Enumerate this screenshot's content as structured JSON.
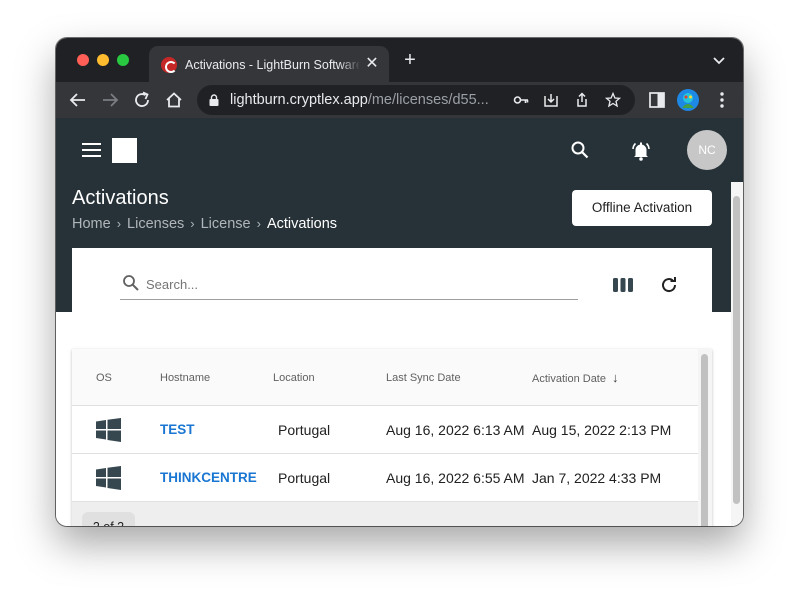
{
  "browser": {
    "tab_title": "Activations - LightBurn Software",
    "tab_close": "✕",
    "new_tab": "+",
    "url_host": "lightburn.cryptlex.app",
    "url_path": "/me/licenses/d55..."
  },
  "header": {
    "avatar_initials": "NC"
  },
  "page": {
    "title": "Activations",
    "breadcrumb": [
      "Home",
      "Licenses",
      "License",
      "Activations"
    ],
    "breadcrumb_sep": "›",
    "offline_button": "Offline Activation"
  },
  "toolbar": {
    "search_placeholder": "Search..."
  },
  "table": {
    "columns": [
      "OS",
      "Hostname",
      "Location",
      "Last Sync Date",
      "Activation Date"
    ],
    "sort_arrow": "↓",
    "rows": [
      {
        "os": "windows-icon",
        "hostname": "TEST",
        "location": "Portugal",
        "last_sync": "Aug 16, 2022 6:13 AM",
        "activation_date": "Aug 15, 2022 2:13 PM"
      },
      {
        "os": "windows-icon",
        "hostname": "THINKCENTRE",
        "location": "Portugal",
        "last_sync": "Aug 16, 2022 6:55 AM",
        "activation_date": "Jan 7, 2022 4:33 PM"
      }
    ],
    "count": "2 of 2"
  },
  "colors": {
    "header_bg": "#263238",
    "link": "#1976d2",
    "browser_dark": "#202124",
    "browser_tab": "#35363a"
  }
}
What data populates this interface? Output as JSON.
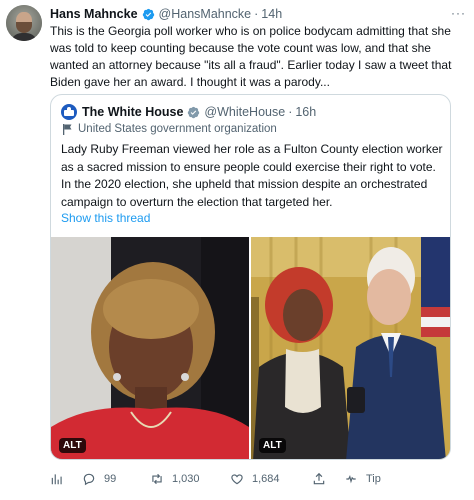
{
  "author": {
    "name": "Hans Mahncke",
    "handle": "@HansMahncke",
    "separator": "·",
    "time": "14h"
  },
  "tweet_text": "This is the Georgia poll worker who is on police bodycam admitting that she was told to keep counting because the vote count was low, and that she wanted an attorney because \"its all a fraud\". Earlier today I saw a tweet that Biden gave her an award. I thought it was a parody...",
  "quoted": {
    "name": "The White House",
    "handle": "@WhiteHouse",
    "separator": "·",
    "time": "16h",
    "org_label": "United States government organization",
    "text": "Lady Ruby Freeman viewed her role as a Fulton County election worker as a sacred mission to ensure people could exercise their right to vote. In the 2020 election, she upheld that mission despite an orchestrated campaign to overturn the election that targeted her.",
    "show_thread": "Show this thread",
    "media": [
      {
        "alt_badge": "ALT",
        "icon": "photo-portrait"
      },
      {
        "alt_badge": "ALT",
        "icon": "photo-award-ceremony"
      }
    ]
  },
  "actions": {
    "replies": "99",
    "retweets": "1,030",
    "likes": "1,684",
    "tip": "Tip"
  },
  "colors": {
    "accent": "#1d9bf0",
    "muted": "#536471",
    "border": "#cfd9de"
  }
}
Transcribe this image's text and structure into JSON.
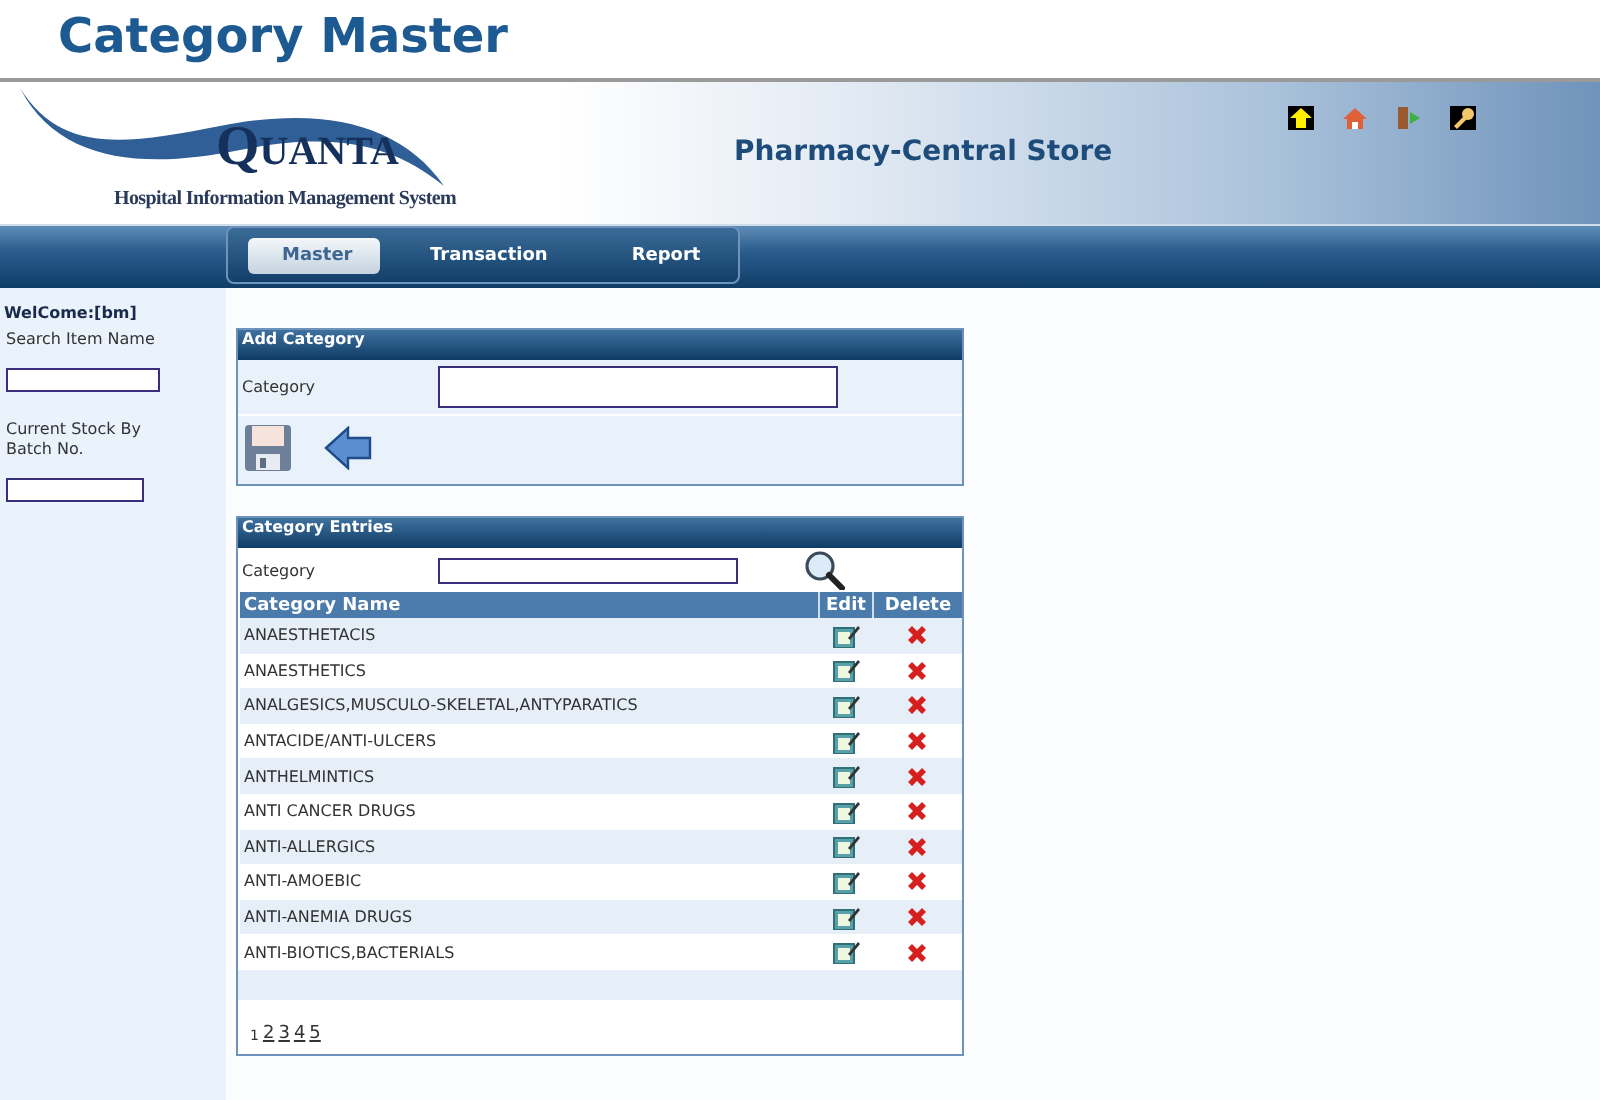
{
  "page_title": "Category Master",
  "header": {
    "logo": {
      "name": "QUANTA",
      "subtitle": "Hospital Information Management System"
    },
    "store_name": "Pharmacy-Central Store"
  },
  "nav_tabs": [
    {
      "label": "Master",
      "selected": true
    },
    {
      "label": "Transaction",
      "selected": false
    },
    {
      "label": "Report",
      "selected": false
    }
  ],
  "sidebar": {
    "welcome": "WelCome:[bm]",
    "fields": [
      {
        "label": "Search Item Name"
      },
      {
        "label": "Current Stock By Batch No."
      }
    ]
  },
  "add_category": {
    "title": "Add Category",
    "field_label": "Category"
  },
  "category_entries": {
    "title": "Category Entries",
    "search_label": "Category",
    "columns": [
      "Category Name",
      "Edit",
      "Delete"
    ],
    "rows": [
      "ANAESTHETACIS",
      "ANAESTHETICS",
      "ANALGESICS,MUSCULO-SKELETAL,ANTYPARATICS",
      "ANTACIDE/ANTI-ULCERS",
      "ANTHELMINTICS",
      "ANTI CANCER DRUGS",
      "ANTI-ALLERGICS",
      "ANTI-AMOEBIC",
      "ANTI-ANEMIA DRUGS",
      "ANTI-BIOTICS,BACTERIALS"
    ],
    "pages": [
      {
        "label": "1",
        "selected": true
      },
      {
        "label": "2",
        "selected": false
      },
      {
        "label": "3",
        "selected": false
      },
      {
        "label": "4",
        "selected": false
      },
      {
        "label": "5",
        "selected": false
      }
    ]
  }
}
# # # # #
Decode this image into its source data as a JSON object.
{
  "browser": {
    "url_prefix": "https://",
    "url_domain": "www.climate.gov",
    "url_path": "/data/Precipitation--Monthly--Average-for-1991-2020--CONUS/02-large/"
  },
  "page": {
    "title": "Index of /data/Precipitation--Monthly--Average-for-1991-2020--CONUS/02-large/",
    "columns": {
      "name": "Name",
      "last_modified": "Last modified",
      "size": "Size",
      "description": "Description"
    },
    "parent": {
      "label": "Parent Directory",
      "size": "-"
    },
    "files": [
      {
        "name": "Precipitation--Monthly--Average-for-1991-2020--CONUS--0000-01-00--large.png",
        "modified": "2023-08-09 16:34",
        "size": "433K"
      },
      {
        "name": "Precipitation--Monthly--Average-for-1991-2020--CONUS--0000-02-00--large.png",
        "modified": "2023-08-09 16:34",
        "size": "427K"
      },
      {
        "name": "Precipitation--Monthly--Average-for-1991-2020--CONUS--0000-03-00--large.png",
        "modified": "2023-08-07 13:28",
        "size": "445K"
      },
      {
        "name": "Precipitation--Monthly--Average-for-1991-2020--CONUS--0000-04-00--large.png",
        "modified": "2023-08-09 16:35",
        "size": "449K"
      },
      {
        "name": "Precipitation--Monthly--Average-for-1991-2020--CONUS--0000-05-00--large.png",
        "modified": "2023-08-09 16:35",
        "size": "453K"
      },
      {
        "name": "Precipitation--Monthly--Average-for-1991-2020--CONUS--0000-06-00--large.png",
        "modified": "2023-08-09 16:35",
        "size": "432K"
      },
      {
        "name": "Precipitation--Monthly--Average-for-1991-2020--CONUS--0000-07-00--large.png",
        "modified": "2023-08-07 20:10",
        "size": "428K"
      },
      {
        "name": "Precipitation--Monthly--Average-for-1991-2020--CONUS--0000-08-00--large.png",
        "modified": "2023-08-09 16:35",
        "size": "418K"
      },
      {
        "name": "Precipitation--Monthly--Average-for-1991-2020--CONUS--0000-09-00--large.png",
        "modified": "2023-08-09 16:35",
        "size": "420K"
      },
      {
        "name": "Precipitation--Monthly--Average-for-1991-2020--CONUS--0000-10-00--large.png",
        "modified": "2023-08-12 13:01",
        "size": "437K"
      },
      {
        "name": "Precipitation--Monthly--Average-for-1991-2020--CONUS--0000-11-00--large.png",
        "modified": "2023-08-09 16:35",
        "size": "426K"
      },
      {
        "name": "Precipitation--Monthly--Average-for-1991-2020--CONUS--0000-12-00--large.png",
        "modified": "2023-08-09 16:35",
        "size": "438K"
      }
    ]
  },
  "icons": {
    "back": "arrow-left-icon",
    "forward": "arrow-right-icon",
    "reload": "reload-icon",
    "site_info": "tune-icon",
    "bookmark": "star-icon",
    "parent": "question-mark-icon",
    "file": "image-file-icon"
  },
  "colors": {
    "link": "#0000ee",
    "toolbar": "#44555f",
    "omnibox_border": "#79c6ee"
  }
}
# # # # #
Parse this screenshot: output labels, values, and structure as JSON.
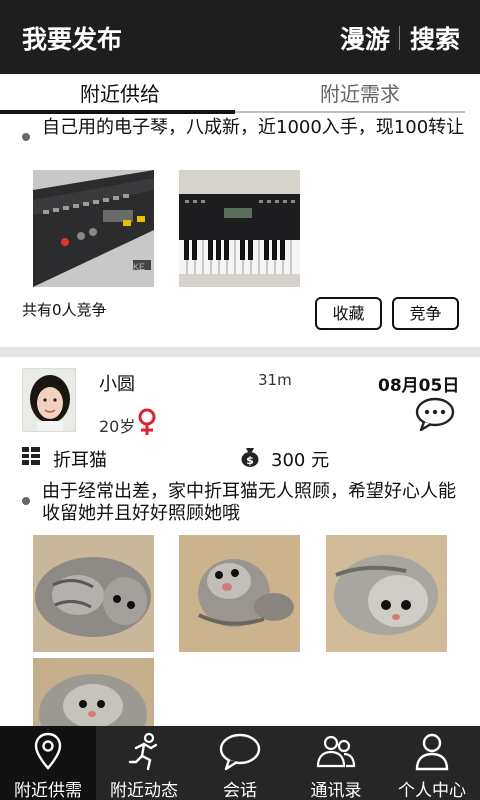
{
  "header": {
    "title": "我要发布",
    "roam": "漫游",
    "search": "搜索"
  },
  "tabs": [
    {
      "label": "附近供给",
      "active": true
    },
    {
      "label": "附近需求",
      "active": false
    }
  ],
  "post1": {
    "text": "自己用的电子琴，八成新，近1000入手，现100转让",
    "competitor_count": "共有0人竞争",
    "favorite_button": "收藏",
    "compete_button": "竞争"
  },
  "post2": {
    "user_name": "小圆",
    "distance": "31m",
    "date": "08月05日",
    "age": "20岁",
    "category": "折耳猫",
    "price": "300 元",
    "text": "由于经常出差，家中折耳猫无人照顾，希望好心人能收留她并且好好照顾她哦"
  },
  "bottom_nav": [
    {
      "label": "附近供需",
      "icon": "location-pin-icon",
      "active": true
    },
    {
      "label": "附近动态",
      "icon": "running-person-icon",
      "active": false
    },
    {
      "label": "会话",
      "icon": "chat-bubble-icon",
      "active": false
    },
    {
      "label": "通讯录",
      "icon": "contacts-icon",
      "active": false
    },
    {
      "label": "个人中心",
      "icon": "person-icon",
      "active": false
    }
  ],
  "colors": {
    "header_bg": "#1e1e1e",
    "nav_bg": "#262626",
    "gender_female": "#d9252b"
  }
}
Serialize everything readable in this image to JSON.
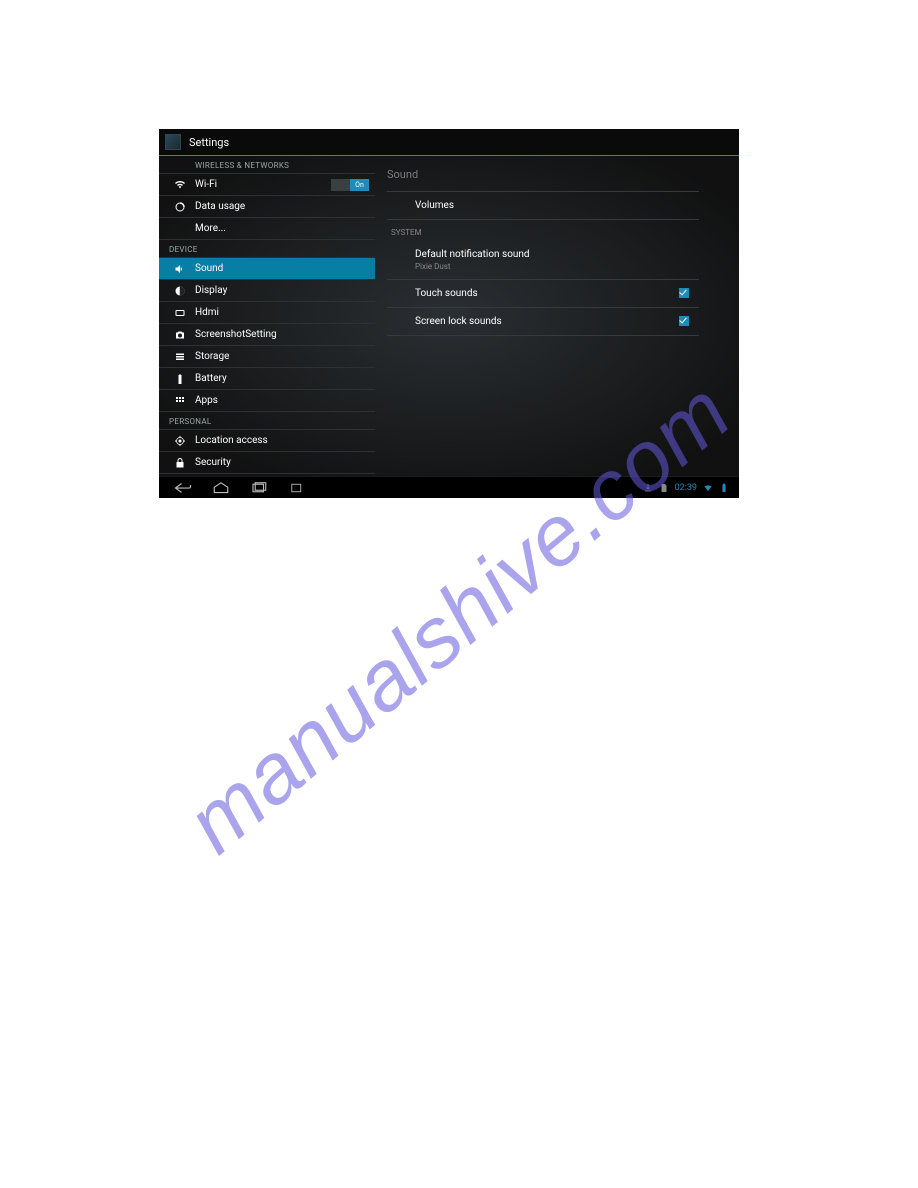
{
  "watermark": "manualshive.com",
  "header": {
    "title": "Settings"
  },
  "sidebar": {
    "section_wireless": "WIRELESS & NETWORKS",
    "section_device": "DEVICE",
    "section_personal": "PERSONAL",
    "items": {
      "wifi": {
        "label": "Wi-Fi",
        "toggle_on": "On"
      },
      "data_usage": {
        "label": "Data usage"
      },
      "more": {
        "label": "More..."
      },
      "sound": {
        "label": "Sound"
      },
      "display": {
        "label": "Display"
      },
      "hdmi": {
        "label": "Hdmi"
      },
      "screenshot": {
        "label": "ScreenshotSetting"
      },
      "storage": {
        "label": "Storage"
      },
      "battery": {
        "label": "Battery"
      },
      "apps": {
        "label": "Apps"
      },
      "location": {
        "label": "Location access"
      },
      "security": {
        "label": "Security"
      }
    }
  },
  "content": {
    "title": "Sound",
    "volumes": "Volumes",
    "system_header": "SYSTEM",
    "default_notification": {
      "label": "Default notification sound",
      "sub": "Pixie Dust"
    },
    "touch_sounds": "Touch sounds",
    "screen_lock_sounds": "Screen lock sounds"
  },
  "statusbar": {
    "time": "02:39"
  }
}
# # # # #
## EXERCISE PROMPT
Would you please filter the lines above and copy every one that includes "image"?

## ANSWER SECTION
Transcribe this image's text and structure into JSON.
Decode this image into its source data as a JSON object.
    "file": "image-file-icon"
Serialize everything readable in this image to JSON.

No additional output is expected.